In the lines below, count those containing the word "名古屋で見かける聞き屋の謎" and give the number alone.

------ Given data

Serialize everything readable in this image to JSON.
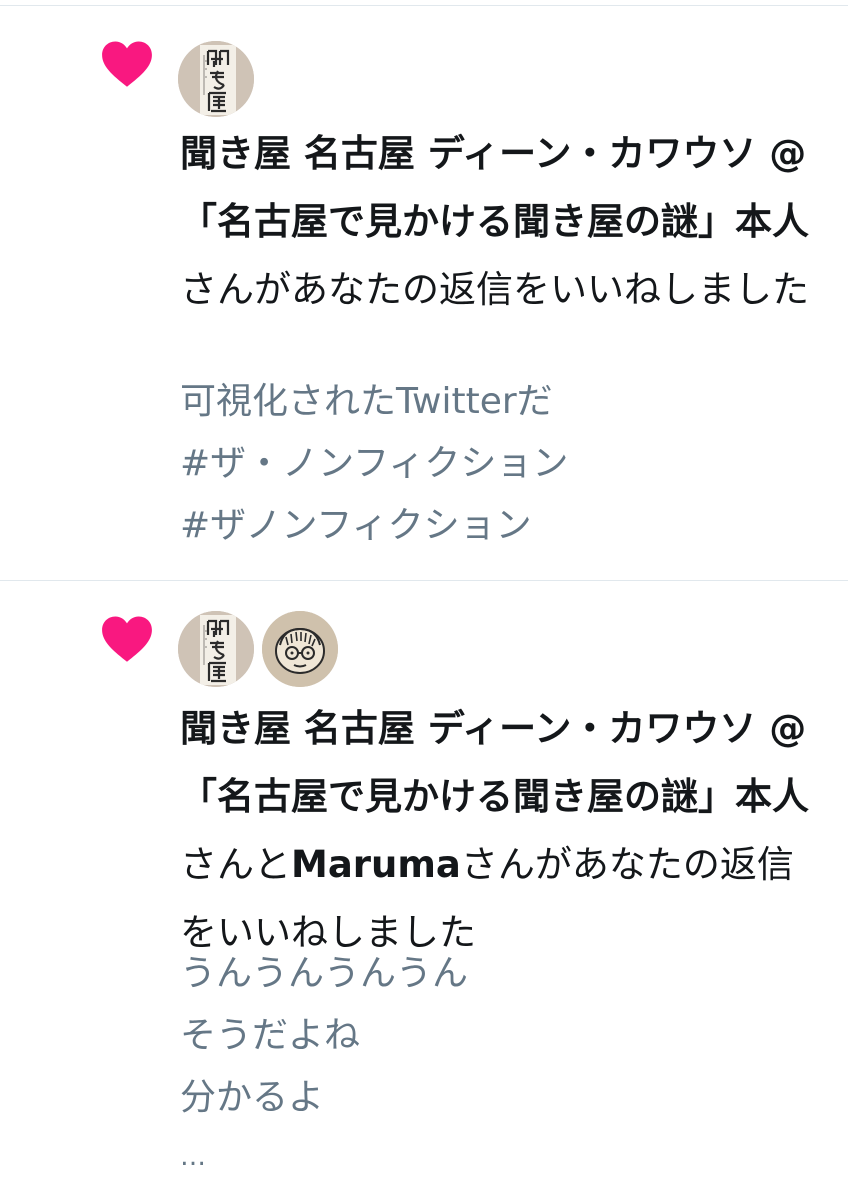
{
  "colors": {
    "heart": "#f91880",
    "primary_text": "#14171a",
    "secondary_text": "#657786",
    "divider": "#e1e8ed"
  },
  "notifications": [
    {
      "icon": "heart-icon",
      "actors": [
        "聞き屋 名古屋 ディーン・カワウソ @「名古屋で見かける聞き屋の謎」本人"
      ],
      "connector": "",
      "action_text": "さんがあなたの返信をいいねしました",
      "preview_lines": [
        "可視化されたTwitterだ",
        "#ザ・ノンフィクション",
        "#ザノンフィクション"
      ]
    },
    {
      "icon": "heart-icon",
      "actors": [
        "聞き屋 名古屋 ディーン・カワウソ @「名古屋で見かける聞き屋の謎」本人",
        "Maruma"
      ],
      "connector": "さんと",
      "action_text": "さんがあなたの返信をいいねしました",
      "preview_lines": [
        "うんうんうんうん",
        "そうだよね",
        "分かるよ",
        "…"
      ]
    }
  ]
}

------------

**Finished exercise:** 2